[[ Source material, beginning ]]

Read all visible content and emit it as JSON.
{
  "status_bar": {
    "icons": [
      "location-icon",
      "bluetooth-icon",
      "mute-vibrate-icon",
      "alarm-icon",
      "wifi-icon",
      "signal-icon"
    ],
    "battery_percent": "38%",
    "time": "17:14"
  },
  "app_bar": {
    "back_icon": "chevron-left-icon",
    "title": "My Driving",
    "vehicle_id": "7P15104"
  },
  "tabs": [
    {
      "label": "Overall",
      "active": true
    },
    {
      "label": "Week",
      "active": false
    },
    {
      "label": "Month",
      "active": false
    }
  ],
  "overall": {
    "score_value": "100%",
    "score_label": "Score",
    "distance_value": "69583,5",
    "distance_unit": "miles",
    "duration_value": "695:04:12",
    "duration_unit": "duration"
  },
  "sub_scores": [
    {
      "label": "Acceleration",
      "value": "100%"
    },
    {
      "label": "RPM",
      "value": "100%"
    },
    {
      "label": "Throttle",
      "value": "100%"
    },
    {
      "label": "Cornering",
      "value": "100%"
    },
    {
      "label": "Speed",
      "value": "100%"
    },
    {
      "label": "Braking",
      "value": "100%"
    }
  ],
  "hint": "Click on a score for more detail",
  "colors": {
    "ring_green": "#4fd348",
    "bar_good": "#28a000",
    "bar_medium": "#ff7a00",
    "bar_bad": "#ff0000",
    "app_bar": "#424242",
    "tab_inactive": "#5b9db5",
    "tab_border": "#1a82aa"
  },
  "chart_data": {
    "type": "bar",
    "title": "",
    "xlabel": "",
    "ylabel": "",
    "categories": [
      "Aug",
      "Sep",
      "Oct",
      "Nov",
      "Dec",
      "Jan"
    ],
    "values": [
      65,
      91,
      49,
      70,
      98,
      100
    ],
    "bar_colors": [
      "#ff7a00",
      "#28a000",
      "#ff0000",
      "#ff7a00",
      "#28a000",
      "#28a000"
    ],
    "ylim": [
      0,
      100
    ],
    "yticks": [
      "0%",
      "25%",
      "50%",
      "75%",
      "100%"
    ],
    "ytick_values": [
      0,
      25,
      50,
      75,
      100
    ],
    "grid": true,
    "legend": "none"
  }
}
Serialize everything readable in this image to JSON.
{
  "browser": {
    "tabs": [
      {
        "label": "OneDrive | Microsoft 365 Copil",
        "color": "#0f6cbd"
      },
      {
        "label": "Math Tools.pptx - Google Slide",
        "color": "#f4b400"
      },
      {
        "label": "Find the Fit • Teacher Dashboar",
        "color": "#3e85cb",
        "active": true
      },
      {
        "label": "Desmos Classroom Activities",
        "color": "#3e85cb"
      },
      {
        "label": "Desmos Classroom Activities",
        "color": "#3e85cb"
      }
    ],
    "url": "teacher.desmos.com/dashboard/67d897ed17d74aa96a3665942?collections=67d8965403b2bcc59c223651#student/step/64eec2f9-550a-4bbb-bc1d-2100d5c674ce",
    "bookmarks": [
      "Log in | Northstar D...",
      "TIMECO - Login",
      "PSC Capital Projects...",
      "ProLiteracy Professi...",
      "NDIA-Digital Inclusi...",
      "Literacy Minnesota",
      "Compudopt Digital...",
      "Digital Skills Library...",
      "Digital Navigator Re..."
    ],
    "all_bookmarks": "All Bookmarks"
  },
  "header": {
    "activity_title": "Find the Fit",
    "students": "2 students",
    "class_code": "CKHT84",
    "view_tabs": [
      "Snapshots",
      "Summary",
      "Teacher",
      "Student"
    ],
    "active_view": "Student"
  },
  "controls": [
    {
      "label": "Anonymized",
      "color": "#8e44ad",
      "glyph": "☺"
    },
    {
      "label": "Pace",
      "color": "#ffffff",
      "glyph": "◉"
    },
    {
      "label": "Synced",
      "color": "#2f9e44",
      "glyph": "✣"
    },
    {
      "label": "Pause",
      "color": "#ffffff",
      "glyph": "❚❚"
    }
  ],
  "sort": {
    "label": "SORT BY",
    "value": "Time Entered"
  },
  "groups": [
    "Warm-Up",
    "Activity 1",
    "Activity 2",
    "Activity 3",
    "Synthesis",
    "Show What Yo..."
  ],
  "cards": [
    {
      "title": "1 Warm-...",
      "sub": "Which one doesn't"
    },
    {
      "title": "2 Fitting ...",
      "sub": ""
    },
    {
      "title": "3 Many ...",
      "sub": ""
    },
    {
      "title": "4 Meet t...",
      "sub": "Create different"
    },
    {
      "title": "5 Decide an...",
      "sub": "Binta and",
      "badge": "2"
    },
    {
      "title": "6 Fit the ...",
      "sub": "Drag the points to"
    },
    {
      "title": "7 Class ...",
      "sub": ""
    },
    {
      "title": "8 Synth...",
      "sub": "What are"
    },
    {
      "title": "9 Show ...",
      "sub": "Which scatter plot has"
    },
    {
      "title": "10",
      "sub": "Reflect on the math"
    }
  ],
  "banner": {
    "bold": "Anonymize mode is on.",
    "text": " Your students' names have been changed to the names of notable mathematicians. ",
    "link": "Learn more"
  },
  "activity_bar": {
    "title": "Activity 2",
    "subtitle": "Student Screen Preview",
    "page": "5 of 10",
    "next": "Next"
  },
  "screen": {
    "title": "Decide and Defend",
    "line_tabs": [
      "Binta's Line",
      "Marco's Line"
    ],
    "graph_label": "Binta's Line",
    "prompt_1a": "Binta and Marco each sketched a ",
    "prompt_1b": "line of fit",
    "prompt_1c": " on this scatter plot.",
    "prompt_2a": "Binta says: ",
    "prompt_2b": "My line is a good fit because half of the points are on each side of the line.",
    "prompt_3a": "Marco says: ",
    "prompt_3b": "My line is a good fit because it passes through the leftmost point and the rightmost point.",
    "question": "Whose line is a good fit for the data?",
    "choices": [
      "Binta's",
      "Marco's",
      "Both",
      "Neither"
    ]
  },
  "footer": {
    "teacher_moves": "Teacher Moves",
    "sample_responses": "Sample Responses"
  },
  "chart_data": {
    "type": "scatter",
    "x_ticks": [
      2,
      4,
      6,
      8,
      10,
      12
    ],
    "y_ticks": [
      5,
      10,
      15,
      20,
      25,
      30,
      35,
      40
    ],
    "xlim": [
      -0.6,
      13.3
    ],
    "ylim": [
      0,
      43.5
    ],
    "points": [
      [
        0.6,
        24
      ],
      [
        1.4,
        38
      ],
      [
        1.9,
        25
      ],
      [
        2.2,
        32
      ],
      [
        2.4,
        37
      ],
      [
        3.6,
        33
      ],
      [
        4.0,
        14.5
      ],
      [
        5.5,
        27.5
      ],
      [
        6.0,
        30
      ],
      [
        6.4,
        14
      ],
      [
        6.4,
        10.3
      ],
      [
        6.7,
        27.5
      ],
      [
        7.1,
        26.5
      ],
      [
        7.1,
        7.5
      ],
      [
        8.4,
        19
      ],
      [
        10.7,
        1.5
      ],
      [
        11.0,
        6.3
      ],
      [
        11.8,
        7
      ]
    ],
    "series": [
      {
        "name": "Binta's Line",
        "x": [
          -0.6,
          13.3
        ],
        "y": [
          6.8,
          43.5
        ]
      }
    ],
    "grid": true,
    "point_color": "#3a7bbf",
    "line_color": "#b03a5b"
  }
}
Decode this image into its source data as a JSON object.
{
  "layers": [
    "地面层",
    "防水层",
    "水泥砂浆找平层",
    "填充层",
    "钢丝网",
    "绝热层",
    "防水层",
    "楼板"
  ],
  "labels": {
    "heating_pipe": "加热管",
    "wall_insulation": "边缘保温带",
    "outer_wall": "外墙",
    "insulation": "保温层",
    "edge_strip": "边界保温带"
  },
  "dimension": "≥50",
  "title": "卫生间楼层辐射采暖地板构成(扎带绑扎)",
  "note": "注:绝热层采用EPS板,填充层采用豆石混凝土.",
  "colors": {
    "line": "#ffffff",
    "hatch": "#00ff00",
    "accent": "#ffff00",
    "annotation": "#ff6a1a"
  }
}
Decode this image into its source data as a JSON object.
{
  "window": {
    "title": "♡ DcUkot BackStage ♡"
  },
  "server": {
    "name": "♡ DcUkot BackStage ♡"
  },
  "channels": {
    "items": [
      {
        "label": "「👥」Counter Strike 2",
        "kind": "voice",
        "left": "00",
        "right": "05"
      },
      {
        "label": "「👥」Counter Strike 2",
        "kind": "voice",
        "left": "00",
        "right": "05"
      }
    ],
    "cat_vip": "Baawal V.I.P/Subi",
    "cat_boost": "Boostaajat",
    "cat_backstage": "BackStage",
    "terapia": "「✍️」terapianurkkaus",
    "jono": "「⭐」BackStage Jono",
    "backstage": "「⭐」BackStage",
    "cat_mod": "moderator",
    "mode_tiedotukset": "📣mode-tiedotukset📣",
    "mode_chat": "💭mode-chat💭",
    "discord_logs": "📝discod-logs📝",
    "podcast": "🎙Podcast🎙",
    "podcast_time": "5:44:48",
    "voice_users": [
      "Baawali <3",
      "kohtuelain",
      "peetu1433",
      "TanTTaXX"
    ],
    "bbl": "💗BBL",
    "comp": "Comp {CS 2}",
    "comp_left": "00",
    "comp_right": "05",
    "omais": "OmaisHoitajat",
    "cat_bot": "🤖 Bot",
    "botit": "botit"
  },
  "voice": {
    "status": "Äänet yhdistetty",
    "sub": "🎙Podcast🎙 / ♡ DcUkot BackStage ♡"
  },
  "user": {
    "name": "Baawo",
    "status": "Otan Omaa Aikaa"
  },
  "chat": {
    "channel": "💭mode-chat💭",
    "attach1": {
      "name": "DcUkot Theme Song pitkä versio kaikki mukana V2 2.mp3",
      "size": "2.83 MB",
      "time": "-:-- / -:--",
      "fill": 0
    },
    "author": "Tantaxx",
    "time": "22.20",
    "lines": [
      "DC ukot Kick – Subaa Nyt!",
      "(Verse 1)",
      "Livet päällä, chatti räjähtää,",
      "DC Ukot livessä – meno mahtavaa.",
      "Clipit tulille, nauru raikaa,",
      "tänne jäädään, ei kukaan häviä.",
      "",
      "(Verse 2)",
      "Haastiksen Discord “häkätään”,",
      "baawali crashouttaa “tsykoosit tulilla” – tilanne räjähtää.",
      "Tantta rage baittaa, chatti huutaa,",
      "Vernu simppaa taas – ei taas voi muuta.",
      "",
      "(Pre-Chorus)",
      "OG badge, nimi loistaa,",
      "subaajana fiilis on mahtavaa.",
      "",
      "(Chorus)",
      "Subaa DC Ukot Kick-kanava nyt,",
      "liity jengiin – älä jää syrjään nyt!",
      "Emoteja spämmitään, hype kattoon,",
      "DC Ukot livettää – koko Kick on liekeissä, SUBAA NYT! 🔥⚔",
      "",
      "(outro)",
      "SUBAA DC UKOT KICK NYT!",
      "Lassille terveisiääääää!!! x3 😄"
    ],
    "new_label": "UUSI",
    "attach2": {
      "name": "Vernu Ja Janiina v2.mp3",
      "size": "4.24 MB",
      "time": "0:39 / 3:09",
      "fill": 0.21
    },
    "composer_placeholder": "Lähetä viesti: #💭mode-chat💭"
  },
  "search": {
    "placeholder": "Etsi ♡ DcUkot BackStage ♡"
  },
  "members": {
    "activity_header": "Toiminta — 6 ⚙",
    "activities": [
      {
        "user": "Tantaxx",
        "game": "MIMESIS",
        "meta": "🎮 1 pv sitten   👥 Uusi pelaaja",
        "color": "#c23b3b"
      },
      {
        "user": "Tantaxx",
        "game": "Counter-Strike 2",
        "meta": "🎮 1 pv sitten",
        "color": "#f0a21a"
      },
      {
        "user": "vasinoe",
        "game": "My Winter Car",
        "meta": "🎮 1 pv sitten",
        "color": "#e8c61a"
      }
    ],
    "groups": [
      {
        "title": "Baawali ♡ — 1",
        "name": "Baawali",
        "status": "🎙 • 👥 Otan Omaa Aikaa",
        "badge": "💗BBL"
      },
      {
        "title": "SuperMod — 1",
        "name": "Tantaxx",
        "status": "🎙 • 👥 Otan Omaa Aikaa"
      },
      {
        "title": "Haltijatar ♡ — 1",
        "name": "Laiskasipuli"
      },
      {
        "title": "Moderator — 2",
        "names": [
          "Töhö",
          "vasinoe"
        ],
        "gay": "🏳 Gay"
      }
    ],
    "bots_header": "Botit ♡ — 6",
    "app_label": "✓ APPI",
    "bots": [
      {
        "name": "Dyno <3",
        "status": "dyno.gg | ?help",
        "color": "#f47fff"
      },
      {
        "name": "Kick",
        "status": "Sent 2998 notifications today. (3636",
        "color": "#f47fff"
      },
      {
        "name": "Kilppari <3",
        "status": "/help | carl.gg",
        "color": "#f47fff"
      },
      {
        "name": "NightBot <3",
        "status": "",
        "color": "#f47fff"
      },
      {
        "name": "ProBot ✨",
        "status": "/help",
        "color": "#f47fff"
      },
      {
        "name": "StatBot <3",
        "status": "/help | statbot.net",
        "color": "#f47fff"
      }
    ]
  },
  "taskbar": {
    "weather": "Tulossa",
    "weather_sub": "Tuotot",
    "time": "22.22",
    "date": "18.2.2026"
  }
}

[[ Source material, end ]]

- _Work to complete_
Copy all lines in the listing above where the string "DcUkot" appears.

- _Result of this task_
    "title": "♡ DcUkot BackStage ♡"
    "name": "♡ DcUkot BackStage ♡"
    "sub": "🎙Podcast🎙 / ♡ DcUkot BackStage ♡"
      "name": "DcUkot Theme Song pitkä versio kaikki mukana V2 2.mp3",
    "placeholder": "Etsi ♡ DcUkot BackStage ♡"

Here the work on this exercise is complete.